Compare any two graphics cards:
GeForce GTX 650 vs Radeon HD 4350
IntroThe GeForce GTX 650 has a GPU clock speed of 1058 MHz, and the 1024 MB of GDDR5 RAM is set to run at 1250 MHz through a 128-bit bus. It also features 384 SPUs, 32 TAUs, and 16 ROPs.
Compare those specs to the Radeon HD 4350, which comes with a core clock frequency of 575 MHz and a DDR2 memory speed of 500 MHz. It also uses a 64-bit memory bus, and uses a 55 nm design. It is comprised of 80(16x5) SPUs, 8 TAUs, and 4 Raster Operation Units.
Power Usage and Theoretical Benchmarks
Power Consumption (Max TDP)
Theoretically, the GeForce GTX 650 should be quite a bit faster than the Radeon HD 4350 in general. (explain)
Texel RateThe GeForce GTX 650 should be quite a bit (approximately 636%) more effective at AF than the Radeon HD 4350. (explain)
Pixel RateThe GeForce GTX 650 is a lot (approximately 636%) more effective at anti-aliasing than the Radeon HD 4350, and also will be capable of handling higher screen resolutions more effectively. (explain)
Please note that the above 'benchmarks' are all just theoretical - the results were calculated based on the card's specifications, and real-world performance may (and probably will) vary at least a bit.
Please note that the price comparisons are based on search keywords - sometimes it might show cards with very similar names that are not exactly the same as the one chosen in the comparison. We do try to filter out the wrong results as best we can, though.

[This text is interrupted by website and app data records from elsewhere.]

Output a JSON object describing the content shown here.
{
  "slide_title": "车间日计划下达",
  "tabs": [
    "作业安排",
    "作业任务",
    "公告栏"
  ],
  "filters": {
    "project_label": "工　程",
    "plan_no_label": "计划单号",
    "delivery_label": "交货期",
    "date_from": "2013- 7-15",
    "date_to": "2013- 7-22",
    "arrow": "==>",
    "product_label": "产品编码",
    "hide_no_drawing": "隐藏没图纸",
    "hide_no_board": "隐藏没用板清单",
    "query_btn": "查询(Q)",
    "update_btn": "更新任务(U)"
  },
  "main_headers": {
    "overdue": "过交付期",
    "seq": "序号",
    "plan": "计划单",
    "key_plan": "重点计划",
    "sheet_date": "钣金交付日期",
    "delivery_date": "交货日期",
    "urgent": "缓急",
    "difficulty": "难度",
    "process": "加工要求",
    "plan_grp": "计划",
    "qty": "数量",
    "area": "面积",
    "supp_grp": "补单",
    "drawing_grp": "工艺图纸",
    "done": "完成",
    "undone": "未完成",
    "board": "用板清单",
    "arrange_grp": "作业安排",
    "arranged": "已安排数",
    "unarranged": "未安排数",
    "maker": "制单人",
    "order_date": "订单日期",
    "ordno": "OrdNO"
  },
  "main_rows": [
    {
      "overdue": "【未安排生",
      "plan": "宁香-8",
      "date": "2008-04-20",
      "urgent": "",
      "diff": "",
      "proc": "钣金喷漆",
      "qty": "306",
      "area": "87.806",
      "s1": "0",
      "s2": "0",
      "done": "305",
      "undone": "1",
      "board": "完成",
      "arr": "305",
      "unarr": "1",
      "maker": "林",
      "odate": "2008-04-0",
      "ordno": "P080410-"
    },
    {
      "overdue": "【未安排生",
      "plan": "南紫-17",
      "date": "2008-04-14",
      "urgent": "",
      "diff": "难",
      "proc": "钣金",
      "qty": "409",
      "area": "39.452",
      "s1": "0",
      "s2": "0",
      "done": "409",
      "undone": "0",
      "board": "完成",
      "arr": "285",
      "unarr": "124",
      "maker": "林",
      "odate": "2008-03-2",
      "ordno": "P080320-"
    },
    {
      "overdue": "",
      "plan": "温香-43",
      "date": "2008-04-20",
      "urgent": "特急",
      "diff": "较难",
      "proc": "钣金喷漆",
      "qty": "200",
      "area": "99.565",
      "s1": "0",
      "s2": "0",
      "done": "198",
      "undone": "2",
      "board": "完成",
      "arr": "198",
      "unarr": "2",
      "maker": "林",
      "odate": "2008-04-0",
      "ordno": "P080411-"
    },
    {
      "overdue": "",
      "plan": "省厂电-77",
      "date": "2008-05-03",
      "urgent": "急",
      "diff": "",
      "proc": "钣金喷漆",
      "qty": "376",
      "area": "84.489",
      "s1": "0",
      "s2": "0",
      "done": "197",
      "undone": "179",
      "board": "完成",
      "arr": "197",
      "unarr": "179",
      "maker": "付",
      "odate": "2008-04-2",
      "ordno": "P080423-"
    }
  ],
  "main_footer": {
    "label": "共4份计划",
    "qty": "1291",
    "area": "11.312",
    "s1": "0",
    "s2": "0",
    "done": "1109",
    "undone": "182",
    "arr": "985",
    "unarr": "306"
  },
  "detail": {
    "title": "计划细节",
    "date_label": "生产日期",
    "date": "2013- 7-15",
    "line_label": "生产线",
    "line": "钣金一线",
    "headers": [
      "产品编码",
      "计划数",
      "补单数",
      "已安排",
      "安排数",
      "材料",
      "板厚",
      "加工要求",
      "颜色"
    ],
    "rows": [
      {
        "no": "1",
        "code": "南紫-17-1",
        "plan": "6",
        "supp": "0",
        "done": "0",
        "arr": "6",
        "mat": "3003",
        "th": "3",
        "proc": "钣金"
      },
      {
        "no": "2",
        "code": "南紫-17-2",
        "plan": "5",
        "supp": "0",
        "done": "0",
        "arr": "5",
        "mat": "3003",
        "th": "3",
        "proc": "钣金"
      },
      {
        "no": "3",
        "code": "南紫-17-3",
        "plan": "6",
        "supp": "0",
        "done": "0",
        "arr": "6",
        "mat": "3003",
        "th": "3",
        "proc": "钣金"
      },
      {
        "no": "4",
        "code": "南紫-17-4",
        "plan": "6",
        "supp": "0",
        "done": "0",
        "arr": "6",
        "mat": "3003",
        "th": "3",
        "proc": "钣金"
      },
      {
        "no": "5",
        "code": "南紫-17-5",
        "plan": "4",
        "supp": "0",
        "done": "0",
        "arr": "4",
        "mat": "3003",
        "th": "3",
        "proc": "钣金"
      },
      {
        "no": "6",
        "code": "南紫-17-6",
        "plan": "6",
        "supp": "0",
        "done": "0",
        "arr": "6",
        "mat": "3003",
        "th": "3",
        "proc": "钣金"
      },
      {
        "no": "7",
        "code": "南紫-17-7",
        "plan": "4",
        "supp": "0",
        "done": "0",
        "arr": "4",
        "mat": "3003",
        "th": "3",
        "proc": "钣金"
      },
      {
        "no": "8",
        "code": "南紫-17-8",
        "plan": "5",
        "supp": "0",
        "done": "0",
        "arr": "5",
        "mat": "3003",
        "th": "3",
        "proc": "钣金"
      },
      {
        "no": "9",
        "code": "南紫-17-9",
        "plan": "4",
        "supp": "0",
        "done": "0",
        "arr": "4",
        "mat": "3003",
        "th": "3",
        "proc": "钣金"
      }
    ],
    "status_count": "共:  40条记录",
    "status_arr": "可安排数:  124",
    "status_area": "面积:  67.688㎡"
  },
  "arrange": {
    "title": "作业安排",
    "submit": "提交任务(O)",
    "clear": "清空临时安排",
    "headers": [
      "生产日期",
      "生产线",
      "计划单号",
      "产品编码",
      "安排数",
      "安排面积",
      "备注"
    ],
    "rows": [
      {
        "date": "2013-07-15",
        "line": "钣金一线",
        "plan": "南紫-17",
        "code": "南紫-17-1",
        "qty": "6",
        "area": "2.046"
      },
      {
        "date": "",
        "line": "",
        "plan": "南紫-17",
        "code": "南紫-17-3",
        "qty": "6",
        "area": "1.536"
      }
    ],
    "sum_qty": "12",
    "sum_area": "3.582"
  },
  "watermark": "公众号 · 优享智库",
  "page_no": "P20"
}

Memory Bandwidth: Memory bandwidth is the maximum amount of data (counted in MB per second) that can be transported across the external memory interface in one second. It is worked out by multiplying the bus width by the speed of its memory. If the card has DDR type memory, the result should be multiplied by 2 again. If it uses DDR5, multiply by ANOTHER 2x. The higher the card's memory bandwidth, the faster the card will be in general. It especially helps with AA, High Dynamic Range and high resolutions.
Texel Rate: Texel rate is the maximum texture map elements (texels) that are processed per second. This is calculated by multiplying the total number of texture units by the core speed of the chip. The better this number, the better the video card will be at texture filtering (anisotropic filtering - AF). It is measured in millions of texels applied in a second.
Pixel Rate: Pixel rate is the maximum number of pixels the video card can possibly record to the local memory in a second - measured in millions of pixels per second. Pixel rate is worked out by multiplying the amount of colour ROPs by the the card's clock speed. ROPs (Raster Operations Pipelines - also called Render Output Units) are responsible for drawing the pixels (image) on the screen. The actual pixel rate also depends on lots of other factors, especially the memory bandwidth - the lower the memory bandwidth is, the lower the ability to get to the maximum fill rate.